─── Data section

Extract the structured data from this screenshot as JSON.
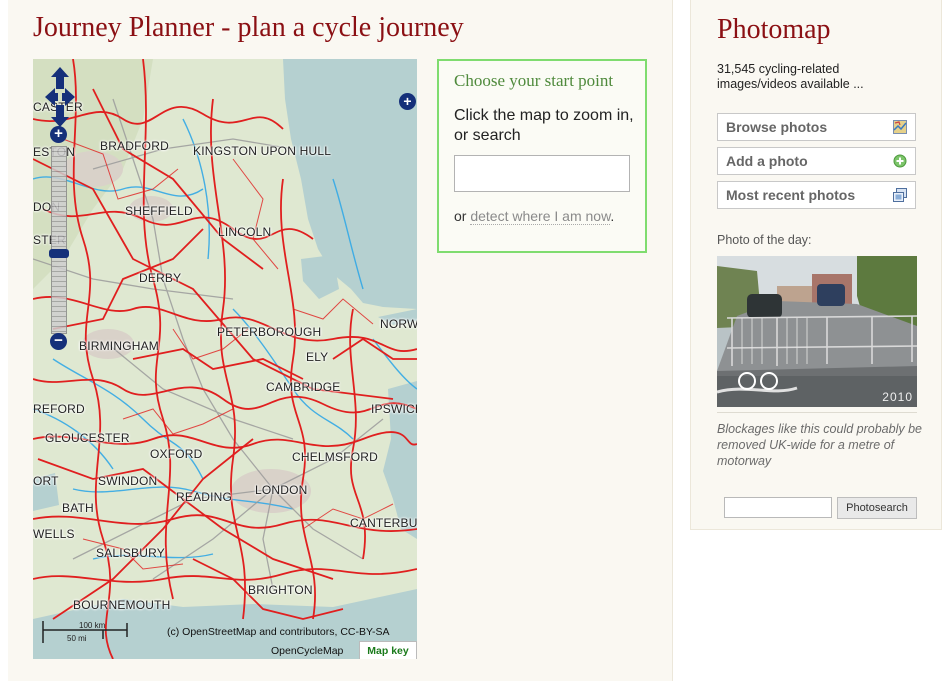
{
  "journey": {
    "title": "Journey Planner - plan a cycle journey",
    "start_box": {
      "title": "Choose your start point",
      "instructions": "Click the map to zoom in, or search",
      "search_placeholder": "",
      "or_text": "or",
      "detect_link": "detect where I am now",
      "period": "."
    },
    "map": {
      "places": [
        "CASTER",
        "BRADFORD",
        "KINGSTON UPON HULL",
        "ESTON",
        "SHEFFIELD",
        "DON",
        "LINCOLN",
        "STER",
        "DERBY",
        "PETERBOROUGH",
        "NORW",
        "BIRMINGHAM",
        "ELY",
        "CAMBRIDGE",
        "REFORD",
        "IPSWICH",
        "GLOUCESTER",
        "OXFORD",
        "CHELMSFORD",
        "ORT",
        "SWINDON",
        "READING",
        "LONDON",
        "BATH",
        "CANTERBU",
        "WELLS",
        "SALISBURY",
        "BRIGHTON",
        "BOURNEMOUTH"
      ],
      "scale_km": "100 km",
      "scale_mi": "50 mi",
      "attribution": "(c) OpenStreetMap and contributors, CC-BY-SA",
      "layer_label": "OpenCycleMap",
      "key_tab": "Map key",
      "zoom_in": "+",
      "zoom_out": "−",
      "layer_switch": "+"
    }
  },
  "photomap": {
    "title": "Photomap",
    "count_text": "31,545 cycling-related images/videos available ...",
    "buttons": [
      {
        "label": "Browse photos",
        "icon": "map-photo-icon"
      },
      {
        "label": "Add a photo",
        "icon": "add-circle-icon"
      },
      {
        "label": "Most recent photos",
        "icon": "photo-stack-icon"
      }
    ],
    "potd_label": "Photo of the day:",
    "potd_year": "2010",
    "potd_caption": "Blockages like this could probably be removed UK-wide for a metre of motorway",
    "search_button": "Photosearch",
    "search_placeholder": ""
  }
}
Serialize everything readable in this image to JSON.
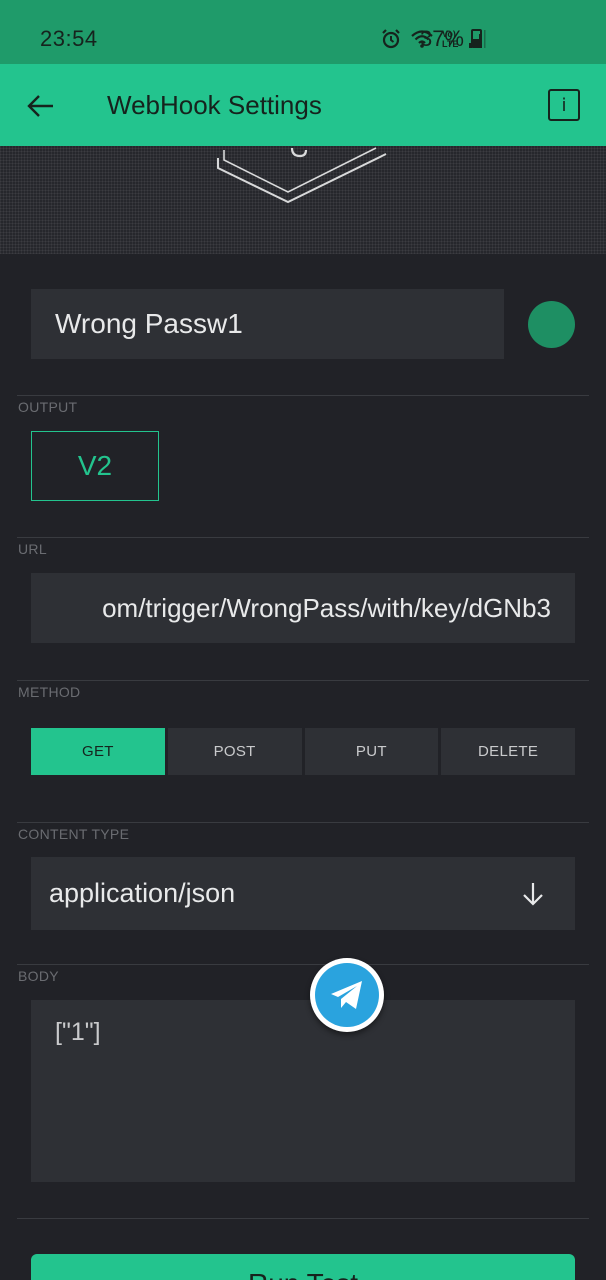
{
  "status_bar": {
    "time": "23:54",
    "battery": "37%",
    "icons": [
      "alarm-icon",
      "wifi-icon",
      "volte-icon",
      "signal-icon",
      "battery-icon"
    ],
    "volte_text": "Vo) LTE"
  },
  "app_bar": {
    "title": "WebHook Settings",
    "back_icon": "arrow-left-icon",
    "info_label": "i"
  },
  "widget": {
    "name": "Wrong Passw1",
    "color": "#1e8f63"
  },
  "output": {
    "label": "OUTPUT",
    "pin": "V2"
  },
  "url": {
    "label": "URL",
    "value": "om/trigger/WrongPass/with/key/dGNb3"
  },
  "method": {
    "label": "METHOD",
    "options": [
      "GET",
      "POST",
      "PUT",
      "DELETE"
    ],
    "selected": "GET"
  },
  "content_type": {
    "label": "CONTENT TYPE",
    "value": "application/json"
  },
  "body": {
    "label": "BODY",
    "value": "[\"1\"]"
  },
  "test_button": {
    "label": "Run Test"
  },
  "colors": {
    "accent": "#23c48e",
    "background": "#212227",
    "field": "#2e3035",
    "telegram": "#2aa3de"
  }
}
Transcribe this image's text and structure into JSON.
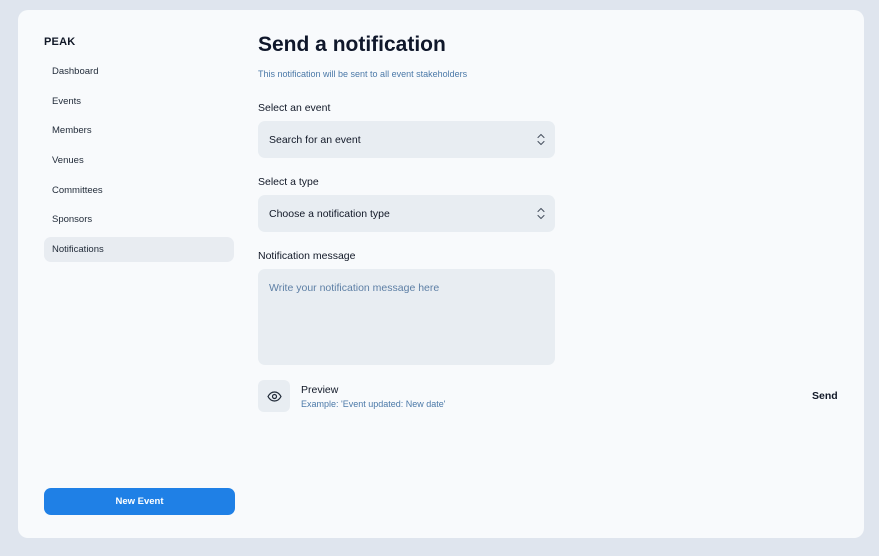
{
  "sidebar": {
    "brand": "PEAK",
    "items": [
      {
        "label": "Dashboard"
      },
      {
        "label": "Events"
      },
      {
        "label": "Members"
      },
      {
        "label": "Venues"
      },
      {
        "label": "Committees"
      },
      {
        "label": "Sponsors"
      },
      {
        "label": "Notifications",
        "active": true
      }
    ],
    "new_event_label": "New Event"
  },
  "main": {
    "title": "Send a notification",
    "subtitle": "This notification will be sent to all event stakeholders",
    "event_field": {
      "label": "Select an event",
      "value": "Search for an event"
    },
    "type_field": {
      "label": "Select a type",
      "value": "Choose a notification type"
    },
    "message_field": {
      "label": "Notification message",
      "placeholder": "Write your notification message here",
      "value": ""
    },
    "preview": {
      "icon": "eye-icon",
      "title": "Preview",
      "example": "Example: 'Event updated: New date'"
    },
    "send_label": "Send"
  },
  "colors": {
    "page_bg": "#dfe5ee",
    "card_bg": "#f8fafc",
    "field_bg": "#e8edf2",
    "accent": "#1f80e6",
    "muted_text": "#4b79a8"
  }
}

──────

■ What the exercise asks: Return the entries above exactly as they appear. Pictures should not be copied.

■ Output of the task:
Extract the structured data from this screenshot as JSON.
{
  "journey": {
    "title": "Journey Planner - plan a cycle journey",
    "start_box": {
      "title": "Choose your start point",
      "instructions": "Click the map to zoom in, or search",
      "search_placeholder": "",
      "or_text": "or",
      "detect_link": "detect where I am now",
      "period": "."
    },
    "map": {
      "places": [
        "CASTER",
        "BRADFORD",
        "KINGSTON UPON HULL",
        "ESTON",
        "SHEFFIELD",
        "DON",
        "LINCOLN",
        "STER",
        "DERBY",
        "PETERBOROUGH",
        "NORW",
        "BIRMINGHAM",
        "ELY",
        "CAMBRIDGE",
        "REFORD",
        "IPSWICH",
        "GLOUCESTER",
        "OXFORD",
        "CHELMSFORD",
        "ORT",
        "SWINDON",
        "READING",
        "LONDON",
        "BATH",
        "CANTERBU",
        "WELLS",
        "SALISBURY",
        "BRIGHTON",
        "BOURNEMOUTH"
      ],
      "scale_km": "100 km",
      "scale_mi": "50 mi",
      "attribution": "(c) OpenStreetMap and contributors, CC-BY-SA",
      "layer_label": "OpenCycleMap",
      "key_tab": "Map key",
      "zoom_in": "+",
      "zoom_out": "−",
      "layer_switch": "+"
    }
  },
  "photomap": {
    "title": "Photomap",
    "count_text": "31,545 cycling-related images/videos available ...",
    "buttons": [
      {
        "label": "Browse photos",
        "icon": "map-photo-icon"
      },
      {
        "label": "Add a photo",
        "icon": "add-circle-icon"
      },
      {
        "label": "Most recent photos",
        "icon": "photo-stack-icon"
      }
    ],
    "potd_label": "Photo of the day:",
    "potd_year": "2010",
    "potd_caption": "Blockages like this could probably be removed UK-wide for a metre of motorway",
    "search_button": "Photosearch",
    "search_placeholder": ""
  }
}
Serialize everything readable in this image to JSON.
{
  "status_bar": {
    "time": "23:54",
    "battery": "37%",
    "icons": [
      "alarm-icon",
      "wifi-icon",
      "volte-icon",
      "signal-icon",
      "battery-icon"
    ],
    "volte_text": "Vo) LTE"
  },
  "app_bar": {
    "title": "WebHook Settings",
    "back_icon": "arrow-left-icon",
    "info_label": "i"
  },
  "widget": {
    "name": "Wrong Passw1",
    "color": "#1e8f63"
  },
  "output": {
    "label": "OUTPUT",
    "pin": "V2"
  },
  "url": {
    "label": "URL",
    "value": "om/trigger/WrongPass/with/key/dGNb3"
  },
  "method": {
    "label": "METHOD",
    "options": [
      "GET",
      "POST",
      "PUT",
      "DELETE"
    ],
    "selected": "GET"
  },
  "content_type": {
    "label": "CONTENT TYPE",
    "value": "application/json"
  },
  "body": {
    "label": "BODY",
    "value": "[\"1\"]"
  },
  "test_button": {
    "label": "Run Test"
  },
  "colors": {
    "accent": "#23c48e",
    "background": "#212227",
    "field": "#2e3035",
    "telegram": "#2aa3de"
  }
}
Transcribe this image's text and structure into JSON.
{
  "sidebar": {
    "brand": "PEAK",
    "items": [
      {
        "label": "Dashboard"
      },
      {
        "label": "Events"
      },
      {
        "label": "Members"
      },
      {
        "label": "Venues"
      },
      {
        "label": "Committees"
      },
      {
        "label": "Sponsors"
      },
      {
        "label": "Notifications",
        "active": true
      }
    ],
    "new_event_label": "New Event"
  },
  "main": {
    "title": "Send a notification",
    "subtitle": "This notification will be sent to all event stakeholders",
    "event_field": {
      "label": "Select an event",
      "value": "Search for an event"
    },
    "type_field": {
      "label": "Select a type",
      "value": "Choose a notification type"
    },
    "message_field": {
      "label": "Notification message",
      "placeholder": "Write your notification message here",
      "value": ""
    },
    "preview": {
      "icon": "eye-icon",
      "title": "Preview",
      "example": "Example: 'Event updated: New date'"
    },
    "send_label": "Send"
  },
  "colors": {
    "page_bg": "#dfe5ee",
    "card_bg": "#f8fafc",
    "field_bg": "#e8edf2",
    "accent": "#1f80e6",
    "muted_text": "#4b79a8"
  }
}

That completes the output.